*** Opening of RECORDS FOR PROCESSING ***

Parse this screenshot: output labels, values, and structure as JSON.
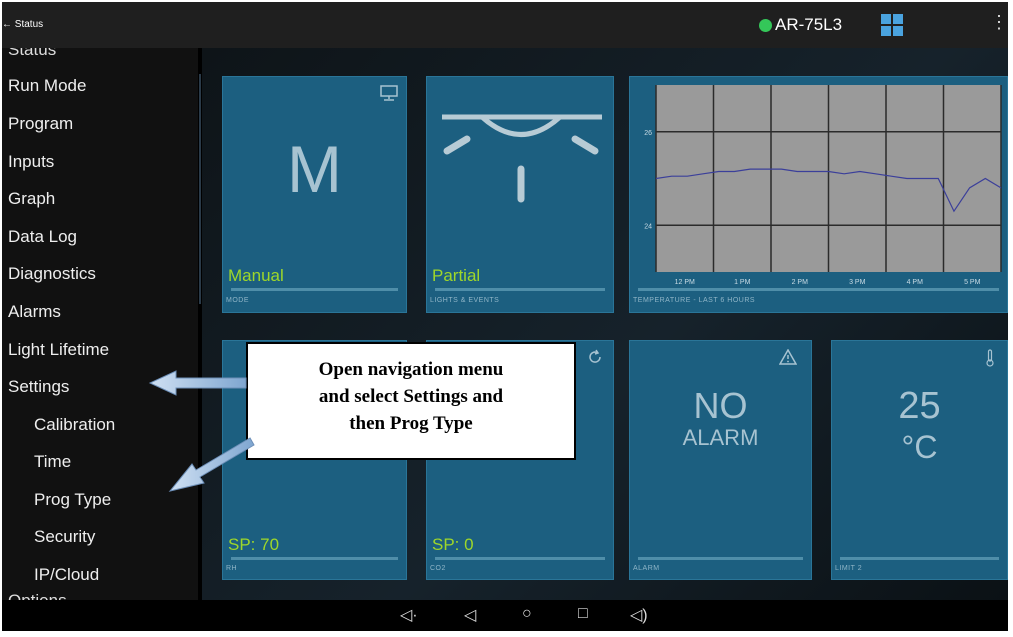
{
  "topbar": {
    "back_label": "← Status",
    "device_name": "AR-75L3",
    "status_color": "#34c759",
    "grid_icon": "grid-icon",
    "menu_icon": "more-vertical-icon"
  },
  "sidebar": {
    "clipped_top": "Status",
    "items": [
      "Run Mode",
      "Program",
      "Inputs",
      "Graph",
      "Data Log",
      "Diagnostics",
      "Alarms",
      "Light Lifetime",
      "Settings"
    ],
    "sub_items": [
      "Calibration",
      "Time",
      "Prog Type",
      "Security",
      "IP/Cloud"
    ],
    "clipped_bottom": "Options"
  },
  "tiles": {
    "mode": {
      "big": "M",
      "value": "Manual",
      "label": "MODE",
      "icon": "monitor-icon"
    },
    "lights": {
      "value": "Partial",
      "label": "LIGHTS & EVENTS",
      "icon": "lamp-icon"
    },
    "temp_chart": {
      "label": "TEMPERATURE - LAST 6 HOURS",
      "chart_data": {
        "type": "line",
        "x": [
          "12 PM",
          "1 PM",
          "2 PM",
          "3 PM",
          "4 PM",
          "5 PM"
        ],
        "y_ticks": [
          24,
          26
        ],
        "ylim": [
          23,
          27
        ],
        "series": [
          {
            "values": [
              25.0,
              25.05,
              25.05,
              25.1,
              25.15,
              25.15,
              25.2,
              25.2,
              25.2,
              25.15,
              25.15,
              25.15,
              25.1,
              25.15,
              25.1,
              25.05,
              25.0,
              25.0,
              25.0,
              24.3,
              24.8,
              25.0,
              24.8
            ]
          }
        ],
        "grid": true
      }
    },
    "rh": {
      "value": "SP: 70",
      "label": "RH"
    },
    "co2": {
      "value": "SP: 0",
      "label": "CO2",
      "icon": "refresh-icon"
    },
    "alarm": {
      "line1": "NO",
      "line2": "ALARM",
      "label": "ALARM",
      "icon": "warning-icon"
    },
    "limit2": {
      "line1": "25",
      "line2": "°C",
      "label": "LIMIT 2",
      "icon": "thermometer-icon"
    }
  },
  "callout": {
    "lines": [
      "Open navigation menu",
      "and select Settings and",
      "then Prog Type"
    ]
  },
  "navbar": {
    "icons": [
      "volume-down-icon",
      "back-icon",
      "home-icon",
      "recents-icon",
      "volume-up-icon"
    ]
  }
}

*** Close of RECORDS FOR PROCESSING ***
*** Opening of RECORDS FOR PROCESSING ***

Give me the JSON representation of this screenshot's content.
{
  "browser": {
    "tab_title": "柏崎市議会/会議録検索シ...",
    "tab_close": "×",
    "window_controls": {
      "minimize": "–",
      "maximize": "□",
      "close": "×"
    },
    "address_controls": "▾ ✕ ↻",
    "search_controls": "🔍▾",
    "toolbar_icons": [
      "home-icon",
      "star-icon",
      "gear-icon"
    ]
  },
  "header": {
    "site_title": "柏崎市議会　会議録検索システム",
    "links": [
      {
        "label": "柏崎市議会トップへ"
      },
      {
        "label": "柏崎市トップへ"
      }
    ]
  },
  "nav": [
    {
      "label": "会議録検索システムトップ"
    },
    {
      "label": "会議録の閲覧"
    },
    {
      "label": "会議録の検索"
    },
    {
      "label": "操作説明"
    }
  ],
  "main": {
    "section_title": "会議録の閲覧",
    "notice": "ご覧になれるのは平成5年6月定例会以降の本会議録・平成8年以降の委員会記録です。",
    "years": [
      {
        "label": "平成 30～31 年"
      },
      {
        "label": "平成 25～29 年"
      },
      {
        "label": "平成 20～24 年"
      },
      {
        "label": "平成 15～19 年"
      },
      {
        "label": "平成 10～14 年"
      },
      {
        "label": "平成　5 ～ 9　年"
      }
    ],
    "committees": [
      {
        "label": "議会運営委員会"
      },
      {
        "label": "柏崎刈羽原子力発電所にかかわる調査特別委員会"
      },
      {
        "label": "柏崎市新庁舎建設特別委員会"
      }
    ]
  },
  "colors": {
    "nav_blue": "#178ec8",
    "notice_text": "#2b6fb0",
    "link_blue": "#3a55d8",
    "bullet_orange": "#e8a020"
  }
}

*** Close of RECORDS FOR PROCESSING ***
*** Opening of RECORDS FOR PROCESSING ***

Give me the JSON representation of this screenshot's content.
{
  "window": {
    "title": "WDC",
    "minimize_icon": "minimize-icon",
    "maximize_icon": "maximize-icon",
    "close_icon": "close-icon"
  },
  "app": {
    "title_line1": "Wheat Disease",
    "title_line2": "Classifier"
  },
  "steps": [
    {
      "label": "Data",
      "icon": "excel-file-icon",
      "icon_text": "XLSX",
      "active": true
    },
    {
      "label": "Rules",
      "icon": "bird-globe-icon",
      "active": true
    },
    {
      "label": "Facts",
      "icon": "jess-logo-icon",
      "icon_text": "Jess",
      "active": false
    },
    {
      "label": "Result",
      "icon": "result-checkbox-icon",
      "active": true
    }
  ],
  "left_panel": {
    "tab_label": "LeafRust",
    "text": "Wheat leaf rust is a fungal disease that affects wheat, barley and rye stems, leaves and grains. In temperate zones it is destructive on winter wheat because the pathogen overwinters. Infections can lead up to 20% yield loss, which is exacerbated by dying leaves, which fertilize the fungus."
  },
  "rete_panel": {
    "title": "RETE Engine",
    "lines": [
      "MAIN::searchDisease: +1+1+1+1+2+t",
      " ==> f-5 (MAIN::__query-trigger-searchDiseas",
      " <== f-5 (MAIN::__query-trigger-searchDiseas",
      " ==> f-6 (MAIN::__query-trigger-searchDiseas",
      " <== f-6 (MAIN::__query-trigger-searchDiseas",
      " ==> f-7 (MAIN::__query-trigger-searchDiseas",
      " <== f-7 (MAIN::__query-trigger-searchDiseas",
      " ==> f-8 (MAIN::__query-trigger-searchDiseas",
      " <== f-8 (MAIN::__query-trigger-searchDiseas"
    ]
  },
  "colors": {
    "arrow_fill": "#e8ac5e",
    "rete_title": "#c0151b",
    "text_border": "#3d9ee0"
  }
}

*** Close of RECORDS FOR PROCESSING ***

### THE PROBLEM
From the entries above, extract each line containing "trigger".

### TASK ANSWER
      " ==> f-5 (MAIN::__query-trigger-searchDiseas",
      " <== f-5 (MAIN::__query-trigger-searchDiseas",
      " ==> f-6 (MAIN::__query-trigger-searchDiseas",
      " <== f-6 (MAIN::__query-trigger-searchDiseas",
      " ==> f-7 (MAIN::__query-trigger-searchDiseas",
      " <== f-7 (MAIN::__query-trigger-searchDiseas",
      " ==> f-8 (MAIN::__query-trigger-searchDiseas",
      " <== f-8 (MAIN::__query-trigger-searchDiseas"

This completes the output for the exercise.